Browse Prior Art Database

Verification Test Injection Logic for Clock Missing Pulse Detector

IP.com Disclosure Number: IPCOM000106464D
Original Publication Date: 1993-Nov-01
Included in the Prior Art Database: 2005-Mar-21
Document File: 4 page(s) / 128K

Publishing Venue

IBM

Related People

Meaney, PJ: AUTHOR [+2]

Abstract

This invention provides for the AC testing of clock trees for the 3090H5 project. It also allows the clock checking logic itself to be checked out prior to shipping machines. Finally, it allows isolation of AC defects by clock tree.

This text was extracted from an ASCII text file.
This is the abbreviated version, containing approximately 52% of the total text.

Verification Test Injection Logic for Clock Missing Pulse Detector

      This invention provides for the AC testing of clock trees for
the 3090H5 project.  It also allows the clock checking logic itself
to be checked out prior to shipping machines.  Finally, it allows
isolation of AC defects by clock tree.

      The 3090H2 project had implemented Missing Pulse Detector (MPD)
logic to detect for Stuck and Intermittent Stuck faults on clocks.
This logic resided on all the clock powering chips (JC1).

      To test this logic, the clocks had to all be stopped at known
states.  Then the JC1 was scanned to force the output checker to flip
(logic '1' to logic '0' or vice versa).  This procedure allowed
faults between the output of the JC1 chip and the input of the Error
Reporting Register (ERR) to be detected.

However, there was no test to detect defects within the MPD logic
itself.

      The Missing Pulse Detector was implemented for the first time
on the 3090H2 machines.  The function was disabled for the 3090H2.

      Each clock chip has 18 clock trees (labeled A1,B1,...J1,A2,B2,
All clock trees have a Missing Pulse Detector (MPD) circuit which
will detect one or more missing clock pulses.  The MPD function
samples a clock at ten, evenly-distributed time periods.  A clock is
considered defective if all ten samples are either logically zero or
logically one.  Otherwise, the clock is assumed to be switching
normally.

      The logical implementation of the MPD function for one clock
tree is shown in Fig. 1.  The clock tree gets propagated through nine
levels of delay.  This yields ten sample signals.  These signals are
NOR-ed and AND-ed as shown.

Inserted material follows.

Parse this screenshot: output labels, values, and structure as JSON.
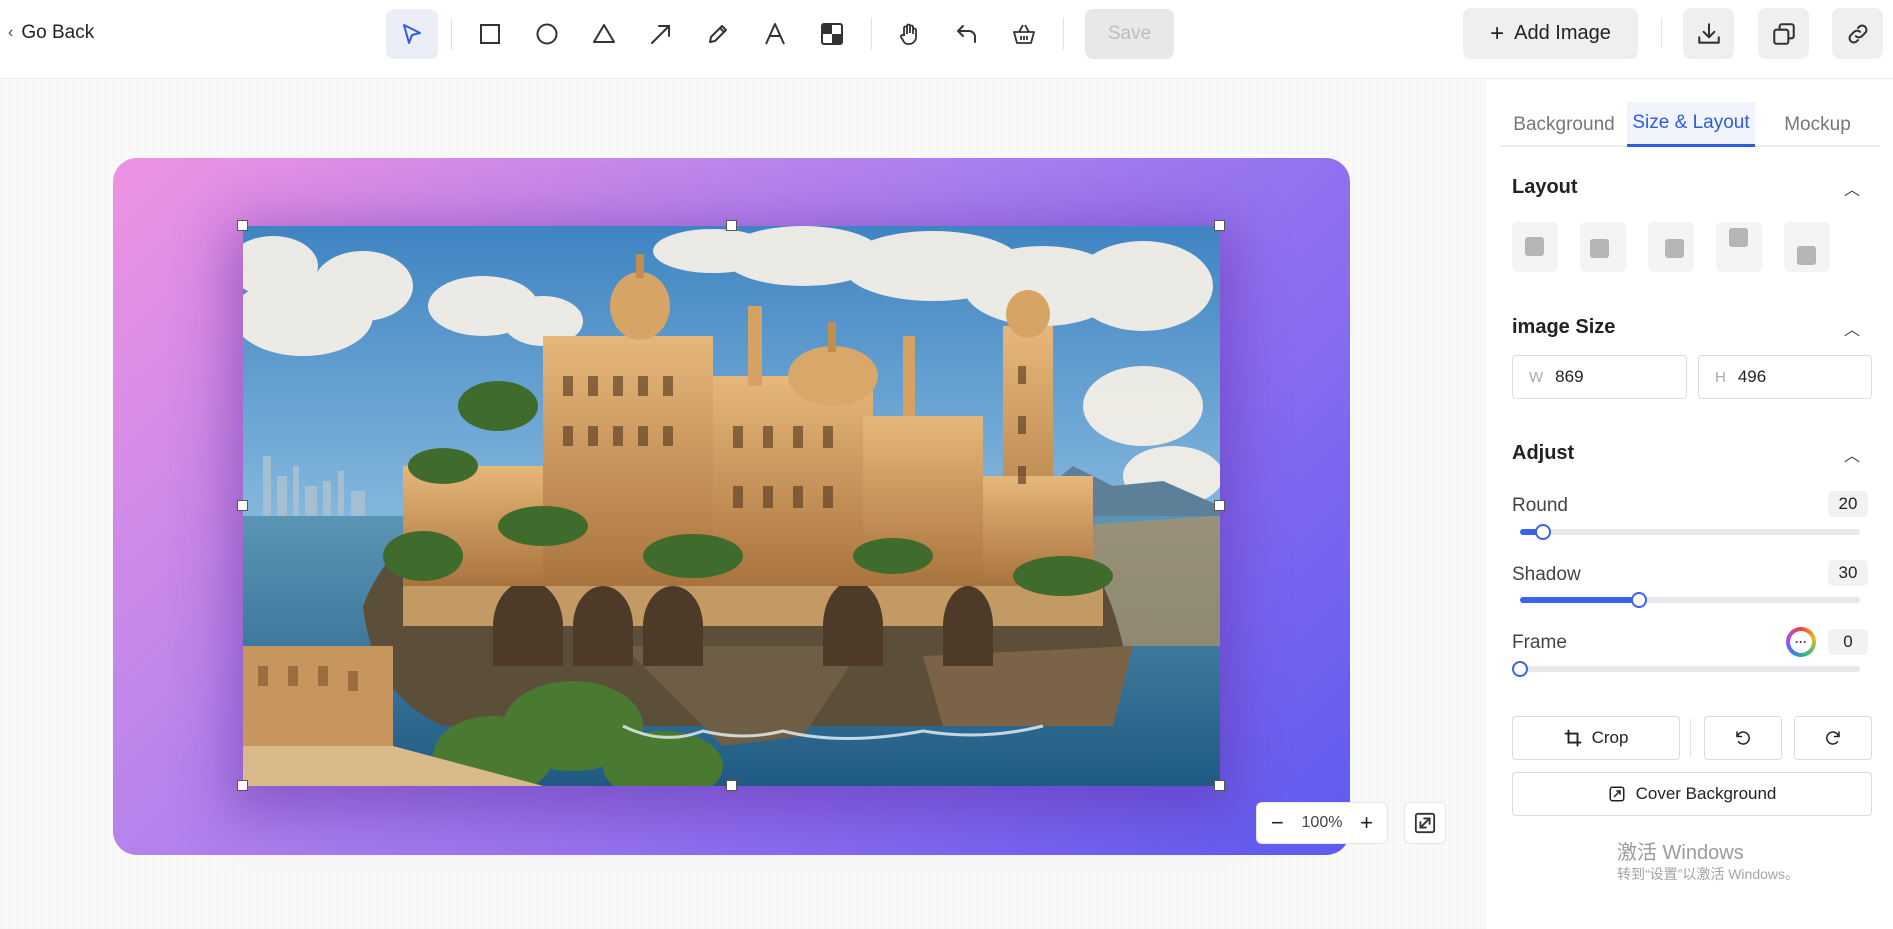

      The detector outputs from the 18 above clock trees are then
Exclusive-OR-ed together to yield MPD_EVEN$ and MPD_ODD$.  This is
shown in Fig. 2.  The MPD_EVEN$ signal will be active when an EVEN
number of clock trees are running.  The MPD_ODD$ signal will be
active when an ODD number of clock trees are running.  The MPD
function can detect if an ODD number of clocks are defective.

      The 3090H2 VT logic consists of a Shift Register Latch (SRL),
CLK_VT_SRL, in addition to a controlling input, VT_TEST.  The VT_TEST
input is held logically high to disable the VT function.  This allows
scanning of the controlling SRLs.

The VT test consisted of performing the following operations:

1.  VT_TEST is normally high.

2.  Stop all clocks.

3.  Scan VT SRL to ZERO.

4.  Drop VT_TEST.  Allow errors (if any) to propagate.

5.  Raise VT-TEST.

6.  Scan VT SRL to ONE.

7.  Drop V_TEST.  Allow errors (if any) to propagate.

      Normally, the ten samples for the A1 tree are all stuck at
logical ZERO.  The VT SRL is then used to toggle one input of the
NOR.  This causes the MPD EVEN and ODD outputs to switch.  The error
will then propagate to the Error Reporting Register.

      The purpo...